The new owners -- Ryan Hancox, his wife Mary Silverstein, and their partner Laura Bianchino -- have redesigned a bit. There's a brand new kitchen and a nook for a piano bar that used to be a storage closet. And the structure itself has pretty much been rebuilt on the inside. Overall the new Lark Tavern looks like a modernized version of its former self.
We stopped in to check it out and meet the new owners.
I miss the Lark Tavern. I really, really, really miss the Lark Tavern. Funny, I never thought I'd ever get so nostalgic about a bar, but then again, you don't know what you've got until it's gone and the Lark Tavern wasn't just any bar.
Last night we were home writing, checking email, getting ready for all the things we had to do today -- when it suddenly occurred to us that there was a mechanical bull down the street. What were we doing at home?
So we put on our boots and headed over to opening night at City Beer Hall -- the new bar in the old Ogden's building at Howard and Lodge Streets in Albany -- to check the place out and see the bull in action.
Man of Kent is the best secret pub that everyone's heard of.
With a comfortable atmosphere, great beer and convivial staff, it's the sort of place you wish was in your neighborhood. But probably it's not. It's on a wooded stretch of Route 7, just minutes from the Vermont border. The words "middle of nowhere" come to mind.
If Man of Kent is your local? You have my envy.
It's one of the Capital Region's best pubs. And we drove out there recently to remind ourselves just why.
If you're headed to Chatham for the FilmColumbia film fest this weekend, be sure to stop in for a pint or two at Main Street's Peint o Gwrw Tafarn.
Where? The name is Welsh and it's pronounced "pint o ger-ROO" -- which means pint of ale -- but locals know it simply as "the pub." And not only is it the only Welsh-style pub in Chatham (or, as far as we can tell, the whole area), it may also represent your only opportunity to sip a pint in the middle of a taxidermied menagerie.
Yep. You read that correctly.
Since yesterday's post about All About Beer Magazine's list of the best places to have a beer before you die, people have been wondering how Mahar's rated 99th and The Saratoga Racecourse came in at 19. We have to admit, we too were puzzled, so we called up Rick Lyke, the author of the list. It turns out he used to live in Clifton Park and has been to both places.
Some people want to check out all the major league ballparks or visit the seven wonders before they kick the bucket. Others want a simpler experience. Like the perfect place to have a beer.
All About Beer Magazine (yes, really) just named Mahar's in Albany 99th on its list of
the 125 best places to have a beer before you die. Drinks writer Rick Lyke came up with the list based on criteria such as beer selection, atmosphere and, in some cases, one of his own memorable experiences.

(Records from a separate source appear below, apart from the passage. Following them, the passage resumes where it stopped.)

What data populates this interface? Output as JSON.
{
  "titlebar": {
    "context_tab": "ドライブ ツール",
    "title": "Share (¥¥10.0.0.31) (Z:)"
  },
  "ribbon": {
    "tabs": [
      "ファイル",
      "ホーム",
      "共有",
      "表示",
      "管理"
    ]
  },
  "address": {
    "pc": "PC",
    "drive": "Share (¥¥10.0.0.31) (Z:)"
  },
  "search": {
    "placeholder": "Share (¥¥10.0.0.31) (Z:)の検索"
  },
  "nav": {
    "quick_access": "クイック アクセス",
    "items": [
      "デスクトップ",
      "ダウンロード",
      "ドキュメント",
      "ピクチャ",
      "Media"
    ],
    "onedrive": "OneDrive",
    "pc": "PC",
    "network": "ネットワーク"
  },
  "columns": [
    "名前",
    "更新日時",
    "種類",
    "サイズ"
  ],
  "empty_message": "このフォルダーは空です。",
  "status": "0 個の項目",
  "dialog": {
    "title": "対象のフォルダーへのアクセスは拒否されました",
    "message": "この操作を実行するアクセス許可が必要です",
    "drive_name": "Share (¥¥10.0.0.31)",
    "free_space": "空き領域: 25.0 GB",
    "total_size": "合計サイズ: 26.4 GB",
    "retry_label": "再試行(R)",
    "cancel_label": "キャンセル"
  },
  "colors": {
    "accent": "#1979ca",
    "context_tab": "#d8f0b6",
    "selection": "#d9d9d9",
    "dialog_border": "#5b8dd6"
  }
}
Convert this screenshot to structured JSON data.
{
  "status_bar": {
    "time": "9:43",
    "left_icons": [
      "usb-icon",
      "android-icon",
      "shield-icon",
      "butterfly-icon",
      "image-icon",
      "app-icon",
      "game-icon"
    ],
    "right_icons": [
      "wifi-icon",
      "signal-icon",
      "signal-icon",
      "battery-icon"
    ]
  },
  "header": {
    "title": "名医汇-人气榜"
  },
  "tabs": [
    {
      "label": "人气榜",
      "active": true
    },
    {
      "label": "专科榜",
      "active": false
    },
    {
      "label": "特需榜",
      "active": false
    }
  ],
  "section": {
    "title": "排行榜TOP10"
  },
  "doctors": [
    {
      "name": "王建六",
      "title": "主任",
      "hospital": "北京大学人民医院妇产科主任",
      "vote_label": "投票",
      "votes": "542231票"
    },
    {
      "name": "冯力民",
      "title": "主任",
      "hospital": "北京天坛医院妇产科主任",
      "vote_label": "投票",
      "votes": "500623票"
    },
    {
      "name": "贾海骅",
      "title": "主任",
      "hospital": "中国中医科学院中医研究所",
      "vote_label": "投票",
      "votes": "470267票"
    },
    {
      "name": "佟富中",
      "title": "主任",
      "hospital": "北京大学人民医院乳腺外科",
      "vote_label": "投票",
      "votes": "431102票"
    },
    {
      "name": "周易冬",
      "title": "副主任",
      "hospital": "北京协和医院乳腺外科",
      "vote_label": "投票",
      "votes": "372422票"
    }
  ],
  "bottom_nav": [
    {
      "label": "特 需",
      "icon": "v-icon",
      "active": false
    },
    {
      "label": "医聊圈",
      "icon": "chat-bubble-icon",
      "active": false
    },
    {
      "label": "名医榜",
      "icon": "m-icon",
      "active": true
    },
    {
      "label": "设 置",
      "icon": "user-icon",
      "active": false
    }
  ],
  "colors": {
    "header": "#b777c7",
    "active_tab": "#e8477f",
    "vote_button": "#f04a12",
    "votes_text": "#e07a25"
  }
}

Another local venue -- The Saratoga Race Course -- scored much higher on the list, coming in at #19. Of course, the ranking specified box seats in the clubhouse (and maybe Mr. Lyke hit the early double that day or something). Given that you can only get a beer there for one month out of the year, we're not sure that counts.
Four years ago Albany's Lark Street became home to Antica Enotica. You know, "The Wine Bar" (yeah, no one else used its real name either). It was a cool little basement hangout with fireplaces, reliable tapas and good wine. Well, the place has been sold. And in this case, that's not necessarily a bad thing.